==== SUPPLIED RECORDS ====
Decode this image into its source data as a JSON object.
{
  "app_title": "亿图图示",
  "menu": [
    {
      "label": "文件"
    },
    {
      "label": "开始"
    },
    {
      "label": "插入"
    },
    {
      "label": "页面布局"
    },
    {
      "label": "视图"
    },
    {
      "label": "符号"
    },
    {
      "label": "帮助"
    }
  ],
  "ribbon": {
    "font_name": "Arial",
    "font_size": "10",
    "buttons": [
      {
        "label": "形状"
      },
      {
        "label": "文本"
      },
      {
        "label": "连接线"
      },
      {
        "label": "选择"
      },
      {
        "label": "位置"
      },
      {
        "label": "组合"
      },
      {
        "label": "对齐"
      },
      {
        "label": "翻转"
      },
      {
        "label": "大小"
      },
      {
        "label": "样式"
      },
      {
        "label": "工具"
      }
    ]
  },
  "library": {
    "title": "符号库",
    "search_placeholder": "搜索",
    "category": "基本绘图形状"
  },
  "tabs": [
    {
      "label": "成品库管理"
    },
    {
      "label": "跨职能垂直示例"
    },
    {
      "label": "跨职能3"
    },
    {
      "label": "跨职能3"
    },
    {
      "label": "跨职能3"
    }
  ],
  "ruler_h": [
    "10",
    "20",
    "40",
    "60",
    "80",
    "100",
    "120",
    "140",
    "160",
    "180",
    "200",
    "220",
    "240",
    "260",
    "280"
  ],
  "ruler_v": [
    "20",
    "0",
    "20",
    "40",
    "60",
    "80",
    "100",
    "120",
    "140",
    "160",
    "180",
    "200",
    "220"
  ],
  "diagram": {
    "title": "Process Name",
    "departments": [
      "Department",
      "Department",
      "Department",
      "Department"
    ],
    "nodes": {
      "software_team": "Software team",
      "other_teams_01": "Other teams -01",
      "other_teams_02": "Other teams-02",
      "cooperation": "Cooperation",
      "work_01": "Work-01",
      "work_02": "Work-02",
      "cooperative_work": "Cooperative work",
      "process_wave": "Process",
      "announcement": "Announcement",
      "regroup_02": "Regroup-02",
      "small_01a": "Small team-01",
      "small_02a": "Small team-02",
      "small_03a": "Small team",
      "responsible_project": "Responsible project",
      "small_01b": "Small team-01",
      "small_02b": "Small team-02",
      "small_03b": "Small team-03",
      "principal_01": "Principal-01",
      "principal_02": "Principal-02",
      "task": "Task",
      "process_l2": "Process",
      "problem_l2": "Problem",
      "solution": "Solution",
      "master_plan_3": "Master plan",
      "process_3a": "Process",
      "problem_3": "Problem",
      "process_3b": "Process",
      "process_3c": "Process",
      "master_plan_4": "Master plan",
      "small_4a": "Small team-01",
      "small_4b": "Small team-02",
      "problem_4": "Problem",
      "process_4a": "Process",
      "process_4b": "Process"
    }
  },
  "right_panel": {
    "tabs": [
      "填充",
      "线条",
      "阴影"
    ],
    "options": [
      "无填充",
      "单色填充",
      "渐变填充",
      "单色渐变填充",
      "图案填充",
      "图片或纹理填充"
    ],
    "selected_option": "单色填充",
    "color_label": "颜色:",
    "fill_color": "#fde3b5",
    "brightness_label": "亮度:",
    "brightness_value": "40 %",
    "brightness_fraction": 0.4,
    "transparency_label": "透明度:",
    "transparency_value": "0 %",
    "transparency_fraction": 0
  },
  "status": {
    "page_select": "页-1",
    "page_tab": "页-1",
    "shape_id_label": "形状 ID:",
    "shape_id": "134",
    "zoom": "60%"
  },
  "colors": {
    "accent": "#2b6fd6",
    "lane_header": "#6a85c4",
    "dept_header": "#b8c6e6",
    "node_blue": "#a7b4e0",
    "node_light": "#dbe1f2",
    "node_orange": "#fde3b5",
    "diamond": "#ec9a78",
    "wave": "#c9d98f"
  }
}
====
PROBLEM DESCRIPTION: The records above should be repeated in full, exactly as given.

WRITTEN RESPONSE:
Decode this image into its source data as a JSON object.
{
  "app_title": "亿图图示",
  "menu": [
    {
      "label": "文件"
    },
    {
      "label": "开始"
    },
    {
      "label": "插入"
    },
    {
      "label": "页面布局"
    },
    {
      "label": "视图"
    },
    {
      "label": "符号"
    },
    {
      "label": "帮助"
    }
  ],
  "ribbon": {
    "font_name": "Arial",
    "font_size": "10",
    "buttons": [
      {
        "label": "形状"
      },
      {
        "label": "文本"
      },
      {
        "label": "连接线"
      },
      {
        "label": "选择"
      },
      {
        "label": "位置"
      },
      {
        "label": "组合"
      },
      {
        "label": "对齐"
      },
      {
        "label": "翻转"
      },
      {
        "label": "大小"
      },
      {
        "label": "样式"
      },
      {
        "label": "工具"
      }
    ]
  },
  "library": {
    "title": "符号库",
    "search_placeholder": "搜索",
    "category": "基本绘图形状"
  },
  "tabs": [
    {
      "label": "成品库管理"
    },
    {
      "label": "跨职能垂直示例"
    },
    {
      "label": "跨职能3"
    },
    {
      "label": "跨职能3"
    },
    {
      "label": "跨职能3"
    }
  ],
  "ruler_h": [
    "10",
    "20",
    "40",
    "60",
    "80",
    "100",
    "120",
    "140",
    "160",
    "180",
    "200",
    "220",
    "240",
    "260",
    "280"
  ],
  "ruler_v": [
    "20",
    "0",
    "20",
    "40",
    "60",
    "80",
    "100",
    "120",
    "140",
    "160",
    "180",
    "200",
    "220"
  ],
  "diagram": {
    "title": "Process Name",
    "departments": [
      "Department",
      "Department",
      "Department",
      "Department"
    ],
    "nodes": {
      "software_team": "Software team",
      "other_teams_01": "Other teams -01",
      "other_teams_02": "Other teams-02",
      "cooperation": "Cooperation",
      "work_01": "Work-01",
      "work_02": "Work-02",
      "cooperative_work": "Cooperative work",
      "process_wave": "Process",
      "announcement": "Announcement",
      "regroup_02": "Regroup-02",
      "small_01a": "Small team-01",
      "small_02a": "Small team-02",
      "small_03a": "Small team",
      "responsible_project": "Responsible project",
      "small_01b": "Small team-01",
      "small_02b": "Small team-02",
      "small_03b": "Small team-03",
      "principal_01": "Principal-01",
      "principal_02": "Principal-02",
      "task": "Task",
      "process_l2": "Process",
      "problem_l2": "Problem",
      "solution": "Solution",
      "master_plan_3": "Master plan",
      "process_3a": "Process",
      "problem_3": "Problem",
      "process_3b": "Process",
      "process_3c": "Process",
      "master_plan_4": "Master plan",
      "small_4a": "Small team-01",
      "small_4b": "Small team-02",
      "problem_4": "Problem",
      "process_4a": "Process",
      "process_4b": "Process"
    }
  },
  "right_panel": {
    "tabs": [
      "填充",
      "线条",
      "阴影"
    ],
    "options": [
      "无填充",
      "单色填充",
      "渐变填充",
      "单色渐变填充",
      "图案填充",
      "图片或纹理填充"
    ],
    "selected_option": "单色填充",
    "color_label": "颜色:",
    "fill_color": "#fde3b5",
    "brightness_label": "亮度:",
    "brightness_value": "40 %",
    "brightness_fraction": 0.4,
    "transparency_label": "透明度:",
    "transparency_value": "0 %",
    "transparency_fraction": 0
  },
  "status": {
    "page_select": "页-1",
    "page_tab": "页-1",
    "shape_id_label": "形状 ID:",
    "shape_id": "134",
    "zoom": "60%"
  },
  "colors": {
    "accent": "#2b6fd6",
    "lane_header": "#6a85c4",
    "dept_header": "#b8c6e6",
    "node_blue": "#a7b4e0",
    "node_light": "#dbe1f2",
    "node_orange": "#fde3b5",
    "diamond": "#ec9a78",
    "wave": "#c9d98f"
  }
}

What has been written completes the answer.